Twenty three European automotive industry leaders are calling on the EU and UK to “pull out all the stops” to avoid a no-deal Brexit and secure a free trade agreement (FTA) or face “devastating” trade and job losses across the sector.
The group, which includes the European Automobile Manufacturers Association (ACEA), the Society of Motor Manufacturers and Traders (SMMT) and the German Association of the Automotive Industry (VDA), warned this week that a no-deal Brexit will cost the pan-European automotive sector around €110bn in lost trade over the next five years in a sector which provides one in 15 jobs in the EU and UK.
The group is warning that failure to agree a free trade deal, on top of the impact of the Covid-19 pandemic, could devastate the industry on both sides of the channel.
If the UK crashes out of the EU without a deal, World Trade Organisation (WTO) non-preferential rules will kick in from 1 January next year, including a 10% tariff on cars and up to 22% on vans and trucks.
The group points to research showing that the 10% WTO tariff could wipe some three million units from EU and UK factory output for cars and vans over the next five years, with losses worth €52.8bn to UK plants and €57.7bn to those based across the EU.
“This combined loss in trade value would seriously harm revenues for a sector that is one of Europe's most valuable assets, employing millions of people and generating shared prosperity for all, with a combined trade surplus of €74bn with the rest of the world in 2019," it said.

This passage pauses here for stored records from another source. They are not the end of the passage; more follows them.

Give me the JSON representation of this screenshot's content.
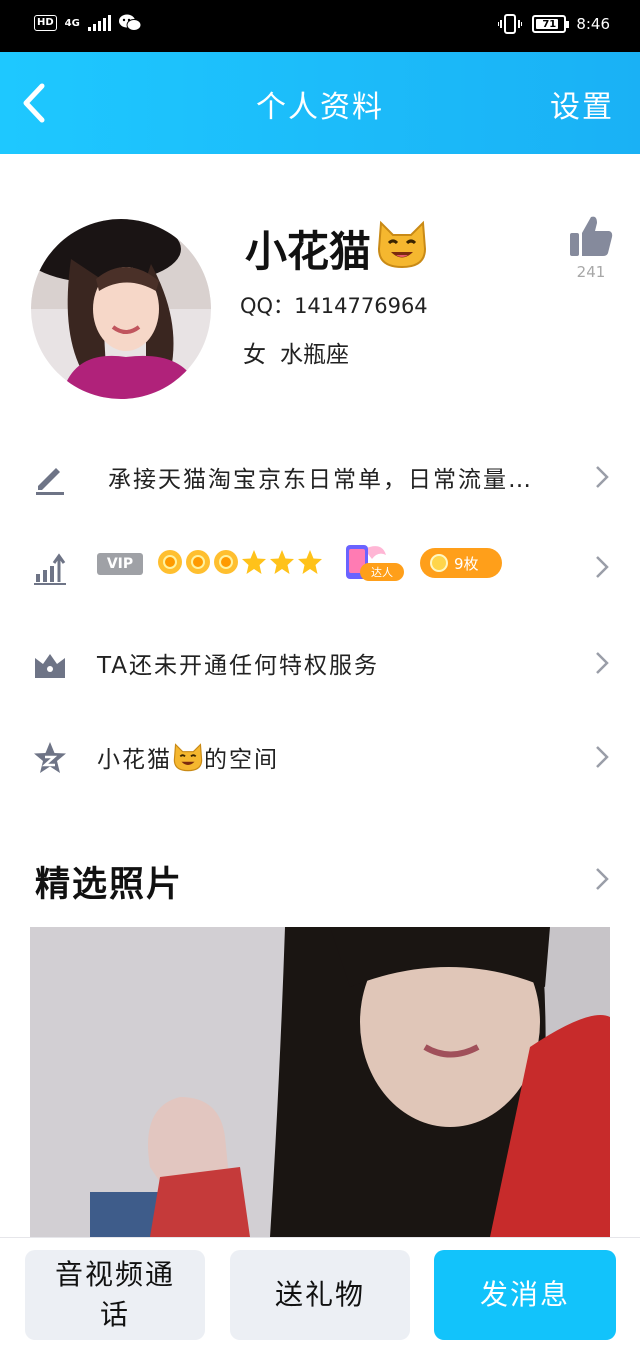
{
  "status_bar": {
    "hd": "HD",
    "network": "4G",
    "battery": "71",
    "time": "8:46"
  },
  "header": {
    "title": "个人资料",
    "settings_label": "设置"
  },
  "profile": {
    "name": "小花猫",
    "name_emoji": "😺",
    "qq_label": "QQ：",
    "qq_number": "1414776964",
    "gender": "女",
    "zodiac": "水瓶座",
    "likes": "241"
  },
  "rows": {
    "signature": "承接天猫淘宝京东日常单，日常流量…",
    "vip_tag": "VIP",
    "daren_label": "达人",
    "coin_count": "9枚",
    "privilege": "TA还未开通任何特权服务",
    "space_prefix": "小花猫",
    "space_emoji": "😺",
    "space_suffix": "的空间"
  },
  "photos": {
    "section_title": "精选照片"
  },
  "bottom_bar": {
    "call": "音视频通话",
    "gift": "送礼物",
    "message": "发消息"
  },
  "colors": {
    "header": "#1ec8ff",
    "primary_button": "#12c3fb",
    "secondary_button": "#eceff4",
    "icon_grey": "#6e7486",
    "coin_orange": "#ff9f1a"
  }
}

“Collectively, the EU27 and UK automotive sector is responsible for 20% of global motor vehicle production and spends some €60.8bn on innovation per year, making it Europe's largest R&D investor.”
The group is calling for a free trade deal which includes zero tariffs and quotas, appropriate rules of origin for both internal combustion engine and alternatively fuelled vehicles, plus components and powertrains, and a framework to avoid regulatory divergence.

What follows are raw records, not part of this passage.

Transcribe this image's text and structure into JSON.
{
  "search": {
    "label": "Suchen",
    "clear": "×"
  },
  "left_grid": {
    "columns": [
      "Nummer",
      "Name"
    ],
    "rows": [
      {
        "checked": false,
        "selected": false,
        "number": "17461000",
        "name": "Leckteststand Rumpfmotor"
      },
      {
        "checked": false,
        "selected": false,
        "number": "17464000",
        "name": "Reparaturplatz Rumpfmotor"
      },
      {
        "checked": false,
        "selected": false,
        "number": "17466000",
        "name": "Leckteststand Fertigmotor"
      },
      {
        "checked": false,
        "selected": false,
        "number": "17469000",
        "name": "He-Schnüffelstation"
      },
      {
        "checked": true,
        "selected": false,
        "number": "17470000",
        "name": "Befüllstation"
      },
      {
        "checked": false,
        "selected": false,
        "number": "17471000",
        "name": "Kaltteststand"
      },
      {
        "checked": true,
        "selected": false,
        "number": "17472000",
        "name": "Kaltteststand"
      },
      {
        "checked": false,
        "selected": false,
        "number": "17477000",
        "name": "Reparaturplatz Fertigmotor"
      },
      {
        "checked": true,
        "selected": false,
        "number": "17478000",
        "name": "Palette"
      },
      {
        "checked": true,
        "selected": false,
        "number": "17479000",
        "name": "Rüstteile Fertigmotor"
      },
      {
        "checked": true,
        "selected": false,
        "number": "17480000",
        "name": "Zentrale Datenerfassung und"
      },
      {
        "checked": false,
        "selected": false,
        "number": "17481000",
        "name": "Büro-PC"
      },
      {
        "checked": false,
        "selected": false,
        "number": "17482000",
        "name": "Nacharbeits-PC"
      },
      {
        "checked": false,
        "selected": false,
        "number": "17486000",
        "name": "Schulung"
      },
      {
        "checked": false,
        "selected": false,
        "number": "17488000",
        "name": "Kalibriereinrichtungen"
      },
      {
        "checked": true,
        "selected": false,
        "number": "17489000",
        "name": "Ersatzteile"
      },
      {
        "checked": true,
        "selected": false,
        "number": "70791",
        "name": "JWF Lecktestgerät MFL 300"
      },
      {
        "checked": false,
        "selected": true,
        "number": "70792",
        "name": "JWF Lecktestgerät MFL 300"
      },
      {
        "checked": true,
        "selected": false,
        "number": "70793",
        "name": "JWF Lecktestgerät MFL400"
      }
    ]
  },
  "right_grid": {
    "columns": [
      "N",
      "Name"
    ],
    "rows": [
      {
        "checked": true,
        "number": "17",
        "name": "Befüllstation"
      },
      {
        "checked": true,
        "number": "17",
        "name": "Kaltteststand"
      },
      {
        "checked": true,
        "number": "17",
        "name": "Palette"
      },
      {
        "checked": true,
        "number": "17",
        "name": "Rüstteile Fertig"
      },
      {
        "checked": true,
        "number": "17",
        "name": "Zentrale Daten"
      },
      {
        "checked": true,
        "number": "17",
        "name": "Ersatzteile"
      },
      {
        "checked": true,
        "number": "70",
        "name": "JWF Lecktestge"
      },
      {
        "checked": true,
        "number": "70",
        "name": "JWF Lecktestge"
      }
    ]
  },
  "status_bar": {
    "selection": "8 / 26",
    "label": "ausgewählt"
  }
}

It added: “Crucially, businesses need detailed information about the agreed trading conditions they will face from 1 January 2021 to make final preparations.
“This, combined with targeted support and an appropriate phase-in period that allows for greater use of foreign materials for a limited period of time, will ensure businesses are able to cope with the end of the transition period.”
Mike Hawes, SMMT chief executive, said: “These figures paint a bleak picture of the devastation that would follow a 'no deal' Brexit.
“The shock of tariffs and other trade barriers would compound the damage already dealt by a global pandemic and recession, putting businesses and livelihoods at risk.
“Our industries are deeply integrated so we urge all parties to recognise the needs of this vital provider of jobs and economic prosperity, and pull out every single stop to secure an ambitious free trade deal now, before it is too late."
Eric-Mark Huitema, ACEA director general, said: "The stakes are high for the EU auto industry – we absolutely must have an ambitious EU-UK trade agreement in place by January. Otherwise our sector – already reeling from the Covid crisis – will be hit hard by a double whammy."